Conservation Project Summary
LRCT’s Bear Mountain Conservation Area is a key densely-forested property with cliff and talus slope habitat on the shoulder of Bear Mountain in Hebron. Conservation of this 80-acre parcel in 2022, with abutting land already subject to development restrictions, has resulted in the protection of over 200 contiguous acres on the slopes of Bear Mountain overlooking Newfound Lake.
The property encompasses high quality wildlife habitat, climate change resilient land, and seasonal streams and rills and several vernal pools. It provides opportunities for hiking, snowshoeing, nature observation and education, and it encompasses part of a popular snowmobile trail. The southeastern part of the parcel is an important component of the scenic view enjoyed by landowners and others looking west across Newfound Lake from Hebron and Bridgewater.
We are extraordinarily grateful to the generous donors, including the John Gemmill Newfound Fund, and local volunteers whose dedication to conservation in the Newfound Watershed made it possible for LRCT to acquire this land.
Key Conservation Values
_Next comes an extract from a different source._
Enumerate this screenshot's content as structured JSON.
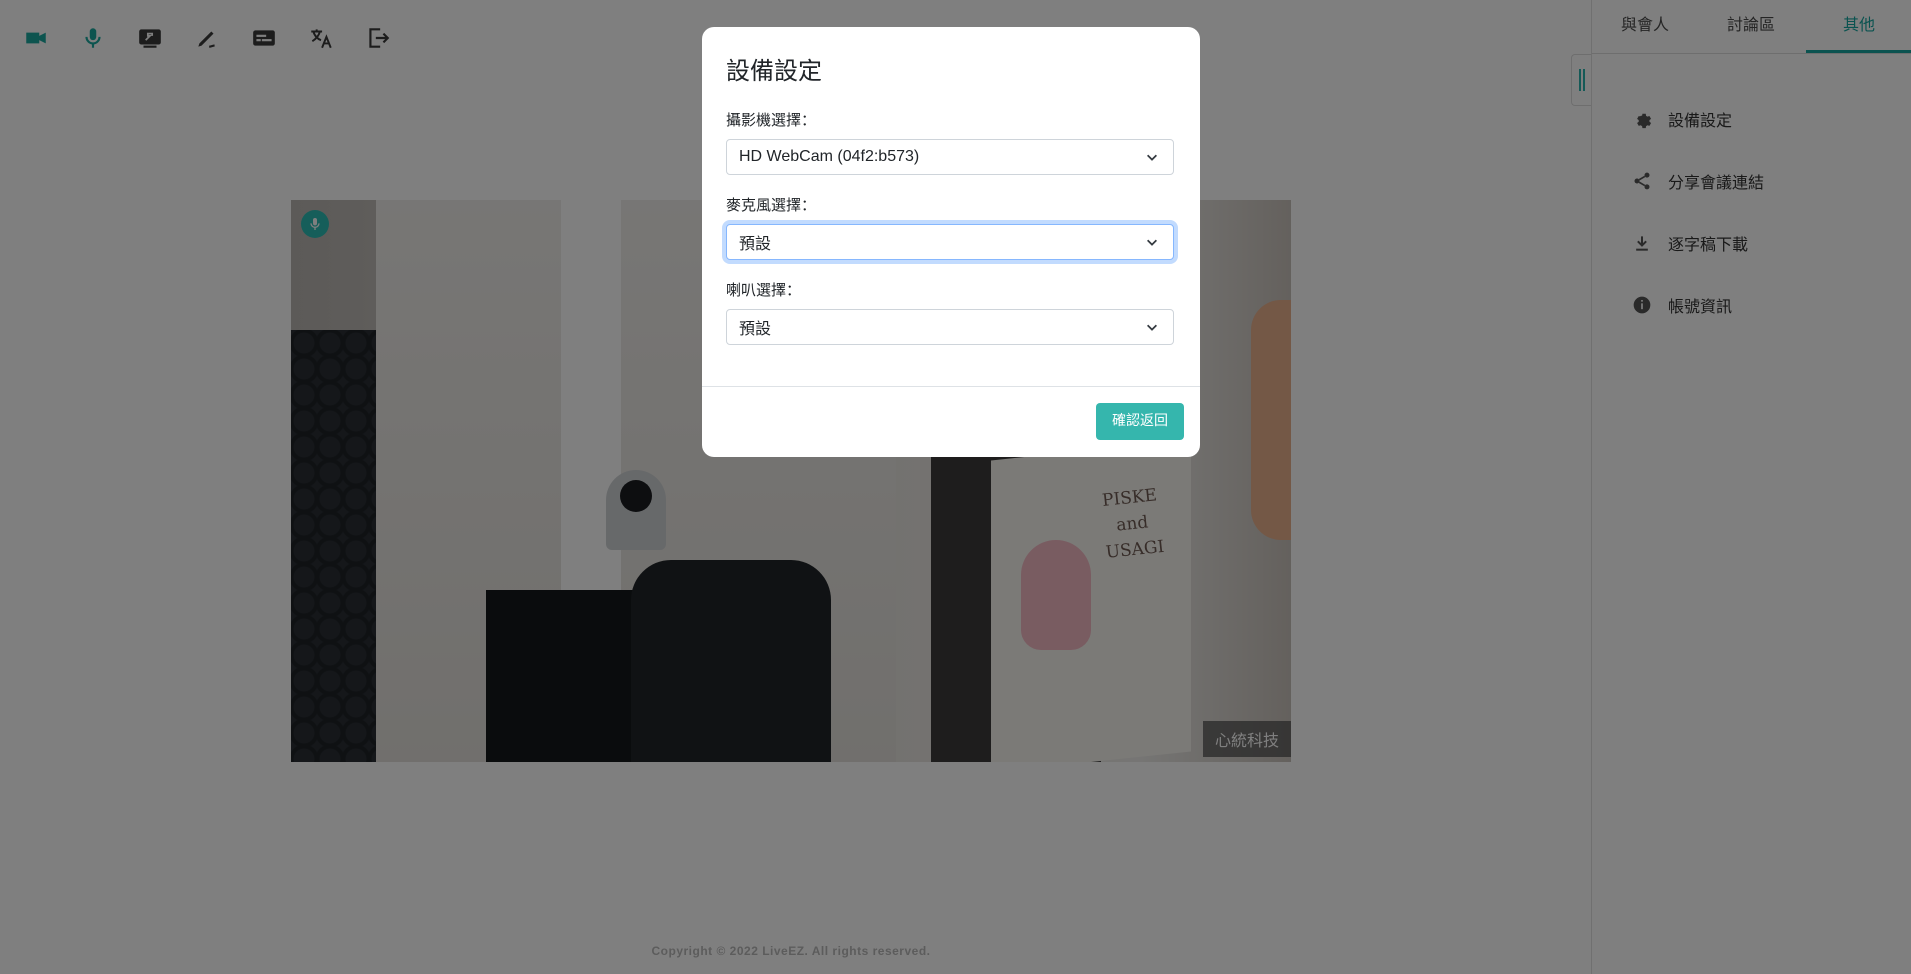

The property is densely forested, with hemlock-hardwood-pine forest habitat and an area of cliff and talus slope habitat.
The property encompasses seasonal streams and rills, low swampy hollows, and several vernal pools.
The property is identified in the New Hampshire Wildlife Action Plan prepared by NH Fish and Game as highest quality wildlife habitat. Bear and moose are known to be present on this land, and many other species likely utilize property.
NH Audubon has confirmed that the Bear Mountain cliffs, including parts of this parcel, are active peregrine falcon habitat.
The property has additional ecological value because it is ranked as climate change resilient in LRCT’s Lakes Region Conservation Plan, based on climate data developed by The Nature Conservancy.
An existing snowmobile trail across the property will continue to be available for snowmobilers.
The property provides opportunities for hiking, snowshoeing, and nature observation and education.
The southeastern portion of the parcel constitutes an important component of the viewshed from across Newfound Lake. Its conservation helps to preserve the scenic views enjoyed by landowners and others looking west across the lake from Hebron and Bridgewater.
The parcel abuts approximately 130 acres of land subject to prohibitions on development.
The property is also contiguous to other large undeveloped parcels with significant conservation values.
LRCT thanks the many people who worked on, and deserve recognition and appreciation for, the success of the project:
- previous owners Tom and Diane Tessier for their willingness to work with LRCT so that property could be acquired for conservation;
- surveyor Alan Barnard, attorney Jack McCormack, and the Hebron Country Estates Condominium Association, and particularly Larry Goodman and Bill Luti, for their essential assistance with the transaction;
- the Newfound Lake Region Association, a wonderful partner for LRCT when we work on projects in the Newfound Watershed;
- the Newfound Land Conservation Partnership, a productive and successful conservation collaboration established in 2009;
- the John Gemmill Newfound Fund, established by Helen Gemmill, which has assisted with numerous land conservation projects in the Newfound Watershed since 2013;
- the leaders of the project fundraising effort—Parker Griffin, Ken Weidman, and Martha Twombly; and
- the extraordinarily generous donors whose support ensured the project’s success.